I stopped buying them in 1986 when I moved to London and began working. I guess I figured I was grown up now, and it was time, as they say “To put aside childish things.”
But some years later, on a visit back to Dublin, I packed my entire collection into a suitcase and brought them back to London with me, their presence in my flat symbolising the fact that I had settled, that where I was – now that The Three Investigators were there with me – was finally home.
The investigators are lead by Jupiter Jones, a chubby, smart mouthed intelligent kid, who is a former child actor named "Baby Fatso” (although he hates it when people mention this). Jupiter is a prolific reader, often rubs his peers up the wrong way and is driven by his own morality and belief in the power of logic and creative thinking (So: not much psychology required there to figure out why I fell for this series).
Jupiter was joined by Pete Crenshaw, the athletic leg of the trio, more likely to be the one who tackled the escaping criminal to the ground, though Pete was never drawn as being pure brawn without brains; he was as capable of challenging assumptions and of suggesting possible motives or viewpoints as the lead investigator.
Bob Andrews made up the trio. The researcher, who – in pre-Google days – would scour newspaper morgues, school libraries, and interview witnesses face to face, produced, often, the killer clue that Jupiter and Pete would then extrapolate into a solution to the mystery. Bob did all of this, in the early books, while wearing a leg brace to heal multiple leg fractures, thus – in late 60s / early 70s fiction – presenting a differently abled person as a positive independent and equal contributor to the endeavour, and doing so in a way which never felt shoehorned in.
In fact, the boys also faced off against menaces which, whilst entirely present in much of today’s YA market, were definitely unique at the time.
I can barely imagine any of Enid Blyton’s detective gangs facing down someone trying to swindle a Mexican family out of their ranch purely because of their race, let alone the Secret Seven dealing with obsession or the supernatural (Whispering Mummy), and in “The mystery of The Magic Circle,” Carey dealt with the sad isolation of faded Hollywood Fame in the same stark fashion as ‘Sunset Boulevard.’
The books were written by the various authors in a style that could be described as Pulp-Lite. The story started almost on the first page (if not the first line), the writing was snappy and direct. There were outlandish titles (“The Secret of Skeleton Island,” “The Mystery of The Moaning Cave,” “The Mystery of The Headless Horse” to name a few) designed to pull the readers in, and reveals that – at the end of the book – made absolutely perfect sense in light of what had been planted through the plot up to that point.
Chapters ended, mostly, on cliffhangers, and the danger was real. In “The Magic Circle,” for example, Bob is bashed on the head, knocked unconscious, dumped in the trunk of a car in the middle of a scrap yard in Southern California, and left to die of heat stroke. Beat that, Hardy Boys.

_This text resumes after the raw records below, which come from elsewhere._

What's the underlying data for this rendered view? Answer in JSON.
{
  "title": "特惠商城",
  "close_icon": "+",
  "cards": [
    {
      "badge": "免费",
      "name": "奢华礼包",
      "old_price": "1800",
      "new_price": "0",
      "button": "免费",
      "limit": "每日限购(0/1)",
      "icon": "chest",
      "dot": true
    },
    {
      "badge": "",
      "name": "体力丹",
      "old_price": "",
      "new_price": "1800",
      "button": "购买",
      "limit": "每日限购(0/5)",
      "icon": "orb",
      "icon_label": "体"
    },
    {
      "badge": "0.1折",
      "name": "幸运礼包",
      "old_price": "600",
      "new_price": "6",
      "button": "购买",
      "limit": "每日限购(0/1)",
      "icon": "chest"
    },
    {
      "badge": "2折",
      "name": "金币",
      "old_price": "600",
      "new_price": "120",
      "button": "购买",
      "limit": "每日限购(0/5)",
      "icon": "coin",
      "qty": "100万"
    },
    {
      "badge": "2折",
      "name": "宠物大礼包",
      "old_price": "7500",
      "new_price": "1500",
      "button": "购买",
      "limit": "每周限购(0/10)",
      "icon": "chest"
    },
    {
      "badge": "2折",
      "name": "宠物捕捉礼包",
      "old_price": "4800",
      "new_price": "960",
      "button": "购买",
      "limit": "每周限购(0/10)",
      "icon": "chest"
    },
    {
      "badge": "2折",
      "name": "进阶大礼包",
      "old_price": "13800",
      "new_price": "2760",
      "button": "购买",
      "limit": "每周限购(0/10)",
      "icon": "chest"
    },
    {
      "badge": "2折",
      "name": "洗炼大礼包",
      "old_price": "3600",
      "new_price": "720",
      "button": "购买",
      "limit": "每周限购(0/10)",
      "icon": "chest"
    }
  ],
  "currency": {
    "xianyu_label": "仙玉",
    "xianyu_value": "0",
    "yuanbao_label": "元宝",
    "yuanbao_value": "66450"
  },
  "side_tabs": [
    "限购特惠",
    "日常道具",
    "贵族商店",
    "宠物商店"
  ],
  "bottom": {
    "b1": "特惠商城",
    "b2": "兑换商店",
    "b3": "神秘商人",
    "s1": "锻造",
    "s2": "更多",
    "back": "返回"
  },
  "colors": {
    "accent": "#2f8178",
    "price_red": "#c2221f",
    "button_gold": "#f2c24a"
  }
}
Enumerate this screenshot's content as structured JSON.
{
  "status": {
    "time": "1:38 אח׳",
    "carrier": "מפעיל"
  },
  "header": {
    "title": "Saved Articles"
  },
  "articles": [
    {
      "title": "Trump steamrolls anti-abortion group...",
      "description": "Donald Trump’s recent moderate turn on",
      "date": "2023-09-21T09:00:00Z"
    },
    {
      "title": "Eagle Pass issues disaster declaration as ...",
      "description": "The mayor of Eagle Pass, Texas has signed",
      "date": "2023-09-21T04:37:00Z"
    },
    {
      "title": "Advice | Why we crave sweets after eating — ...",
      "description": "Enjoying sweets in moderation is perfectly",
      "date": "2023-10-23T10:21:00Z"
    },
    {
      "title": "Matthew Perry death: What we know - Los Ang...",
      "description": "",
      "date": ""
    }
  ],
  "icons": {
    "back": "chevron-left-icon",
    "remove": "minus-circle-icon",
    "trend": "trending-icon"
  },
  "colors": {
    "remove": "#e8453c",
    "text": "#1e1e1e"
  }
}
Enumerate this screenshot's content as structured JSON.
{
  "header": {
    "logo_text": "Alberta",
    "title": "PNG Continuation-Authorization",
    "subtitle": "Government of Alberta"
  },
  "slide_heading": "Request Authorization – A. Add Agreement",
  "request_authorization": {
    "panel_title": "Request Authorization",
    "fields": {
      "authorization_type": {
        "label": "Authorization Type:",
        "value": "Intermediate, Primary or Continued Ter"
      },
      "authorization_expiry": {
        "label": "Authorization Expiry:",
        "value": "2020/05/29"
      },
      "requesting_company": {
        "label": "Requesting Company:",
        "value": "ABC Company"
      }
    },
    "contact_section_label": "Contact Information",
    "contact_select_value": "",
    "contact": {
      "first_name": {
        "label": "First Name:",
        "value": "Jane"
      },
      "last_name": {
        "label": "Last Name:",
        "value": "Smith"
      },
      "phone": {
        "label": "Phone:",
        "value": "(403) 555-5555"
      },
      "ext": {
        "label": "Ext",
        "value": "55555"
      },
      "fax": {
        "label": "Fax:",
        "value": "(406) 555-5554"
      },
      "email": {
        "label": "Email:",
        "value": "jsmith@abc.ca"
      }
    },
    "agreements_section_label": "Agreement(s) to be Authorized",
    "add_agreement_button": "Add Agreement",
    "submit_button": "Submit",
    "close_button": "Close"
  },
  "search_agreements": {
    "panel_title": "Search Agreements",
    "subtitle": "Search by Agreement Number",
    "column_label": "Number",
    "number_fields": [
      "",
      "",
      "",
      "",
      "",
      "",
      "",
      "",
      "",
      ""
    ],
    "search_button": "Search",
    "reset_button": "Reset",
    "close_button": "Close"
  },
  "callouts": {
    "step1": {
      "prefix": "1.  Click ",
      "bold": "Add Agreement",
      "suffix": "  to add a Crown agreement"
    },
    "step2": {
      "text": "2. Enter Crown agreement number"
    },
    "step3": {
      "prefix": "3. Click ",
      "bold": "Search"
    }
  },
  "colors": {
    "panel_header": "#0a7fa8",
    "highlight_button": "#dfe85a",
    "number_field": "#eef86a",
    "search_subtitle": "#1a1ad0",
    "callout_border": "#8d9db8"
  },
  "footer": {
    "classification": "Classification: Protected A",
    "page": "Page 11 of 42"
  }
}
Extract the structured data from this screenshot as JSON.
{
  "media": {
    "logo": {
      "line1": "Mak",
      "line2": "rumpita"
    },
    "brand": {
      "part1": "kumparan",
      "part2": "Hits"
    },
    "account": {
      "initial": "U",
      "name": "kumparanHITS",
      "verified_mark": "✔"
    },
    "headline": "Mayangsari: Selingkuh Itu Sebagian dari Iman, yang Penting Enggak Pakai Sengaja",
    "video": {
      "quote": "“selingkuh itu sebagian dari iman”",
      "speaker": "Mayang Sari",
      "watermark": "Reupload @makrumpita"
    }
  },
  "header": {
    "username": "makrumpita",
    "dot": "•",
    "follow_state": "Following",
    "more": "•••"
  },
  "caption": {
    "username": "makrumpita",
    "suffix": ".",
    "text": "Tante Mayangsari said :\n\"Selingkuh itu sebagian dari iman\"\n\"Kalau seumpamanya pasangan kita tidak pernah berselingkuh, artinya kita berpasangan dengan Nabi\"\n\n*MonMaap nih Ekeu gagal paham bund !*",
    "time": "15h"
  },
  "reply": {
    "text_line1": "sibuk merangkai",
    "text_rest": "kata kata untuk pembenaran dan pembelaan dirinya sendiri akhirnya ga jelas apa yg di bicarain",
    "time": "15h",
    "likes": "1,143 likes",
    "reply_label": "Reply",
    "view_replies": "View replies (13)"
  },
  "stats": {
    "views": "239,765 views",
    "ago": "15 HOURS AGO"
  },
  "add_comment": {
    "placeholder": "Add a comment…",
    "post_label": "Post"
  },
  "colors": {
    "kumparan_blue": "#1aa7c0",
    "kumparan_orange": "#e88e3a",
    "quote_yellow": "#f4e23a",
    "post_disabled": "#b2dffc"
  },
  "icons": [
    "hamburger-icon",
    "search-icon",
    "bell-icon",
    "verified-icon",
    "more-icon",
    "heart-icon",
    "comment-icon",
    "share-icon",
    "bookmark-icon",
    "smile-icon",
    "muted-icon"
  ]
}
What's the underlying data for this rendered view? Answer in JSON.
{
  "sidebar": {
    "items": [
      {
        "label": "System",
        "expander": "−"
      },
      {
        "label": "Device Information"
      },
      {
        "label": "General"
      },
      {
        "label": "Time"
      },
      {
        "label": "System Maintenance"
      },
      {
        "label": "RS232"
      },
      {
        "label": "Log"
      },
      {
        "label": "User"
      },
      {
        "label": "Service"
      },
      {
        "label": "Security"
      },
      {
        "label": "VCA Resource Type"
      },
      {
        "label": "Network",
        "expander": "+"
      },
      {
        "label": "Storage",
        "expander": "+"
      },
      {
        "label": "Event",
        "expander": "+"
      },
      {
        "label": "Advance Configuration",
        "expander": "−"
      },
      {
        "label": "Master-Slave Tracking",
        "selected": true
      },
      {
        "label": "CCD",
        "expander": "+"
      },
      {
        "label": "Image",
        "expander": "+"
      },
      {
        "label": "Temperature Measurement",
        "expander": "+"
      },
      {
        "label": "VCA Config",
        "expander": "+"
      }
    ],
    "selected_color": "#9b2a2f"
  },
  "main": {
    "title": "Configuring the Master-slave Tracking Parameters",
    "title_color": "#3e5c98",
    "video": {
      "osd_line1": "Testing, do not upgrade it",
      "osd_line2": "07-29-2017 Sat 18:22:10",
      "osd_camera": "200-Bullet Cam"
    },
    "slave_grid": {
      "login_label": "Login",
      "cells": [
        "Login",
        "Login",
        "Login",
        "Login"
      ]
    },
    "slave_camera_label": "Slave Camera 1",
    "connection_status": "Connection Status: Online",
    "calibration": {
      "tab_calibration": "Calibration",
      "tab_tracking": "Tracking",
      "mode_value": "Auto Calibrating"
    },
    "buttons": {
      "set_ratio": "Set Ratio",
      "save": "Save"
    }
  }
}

And now I write books. Mystery books. Books peopled with characters who run the gamut from loveable to quirky to monstrous, and who are all (or mostly) comfortable in their own skins.
I owe Robert Arthur and MV Carey particularly a great debt, and one I hadn’t fully realised until recently.
The books have been somewhat bogged down in legal wrangles in recent years, but I still firmly believe they have a place in the pantheon of great often overlooked crime writing and can’t imagine my life – as a kid, as an adult, or as a writer of crime fiction that entertains and celebrates life in all it’s difference – without The Three Investigators.
So: What are the books that made you? Which childhood favourite has stayed with you til today, and which parent, relative, librarian teacher turned you on to the sheer joy of a brilliant story well told? I'd love to know.
|A small selection of my most treasured posessions.|
(Portions of this post originally appeared on the http://grabthisbook.net/ blog